* [The data]
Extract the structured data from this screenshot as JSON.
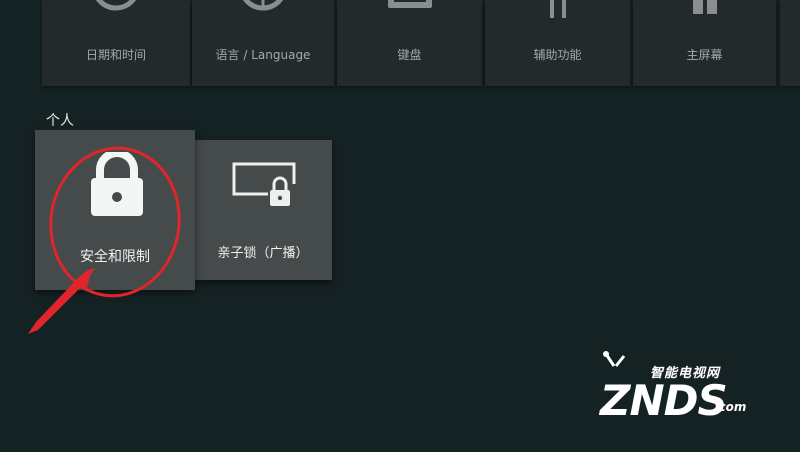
{
  "top_row": [
    {
      "label": "日期和时间",
      "icon": "clock-icon"
    },
    {
      "label": "语言 / Language",
      "icon": "globe-icon"
    },
    {
      "label": "键盘",
      "icon": "keyboard-icon"
    },
    {
      "label": "辅助功能",
      "icon": "accessibility-icon"
    },
    {
      "label": "主屏幕",
      "icon": "home-screen-icon"
    }
  ],
  "section": {
    "title": "个人"
  },
  "personal_items": [
    {
      "label": "安全和限制",
      "icon": "lock-icon",
      "focused": true
    },
    {
      "label": "亲子锁（广播）",
      "icon": "screen-lock-icon",
      "focused": false
    }
  ],
  "watermark": {
    "tagline": "智能电视网",
    "brand": "ZNDS",
    "suffix": ".com"
  },
  "colors": {
    "background": "#152224",
    "card": "#454a4a",
    "top_card": "#232a2b",
    "annotation": "#e0262a"
  }
}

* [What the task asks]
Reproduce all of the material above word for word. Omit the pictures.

* [Answer space]
Extract the structured data from this screenshot as JSON.
{
  "top_row": [
    {
      "label": "日期和时间",
      "icon": "clock-icon"
    },
    {
      "label": "语言 / Language",
      "icon": "globe-icon"
    },
    {
      "label": "键盘",
      "icon": "keyboard-icon"
    },
    {
      "label": "辅助功能",
      "icon": "accessibility-icon"
    },
    {
      "label": "主屏幕",
      "icon": "home-screen-icon"
    }
  ],
  "section": {
    "title": "个人"
  },
  "personal_items": [
    {
      "label": "安全和限制",
      "icon": "lock-icon",
      "focused": true
    },
    {
      "label": "亲子锁（广播）",
      "icon": "screen-lock-icon",
      "focused": false
    }
  ],
  "watermark": {
    "tagline": "智能电视网",
    "brand": "ZNDS",
    "suffix": ".com"
  },
  "colors": {
    "background": "#152224",
    "card": "#454a4a",
    "top_card": "#232a2b",
    "annotation": "#e0262a"
  }
}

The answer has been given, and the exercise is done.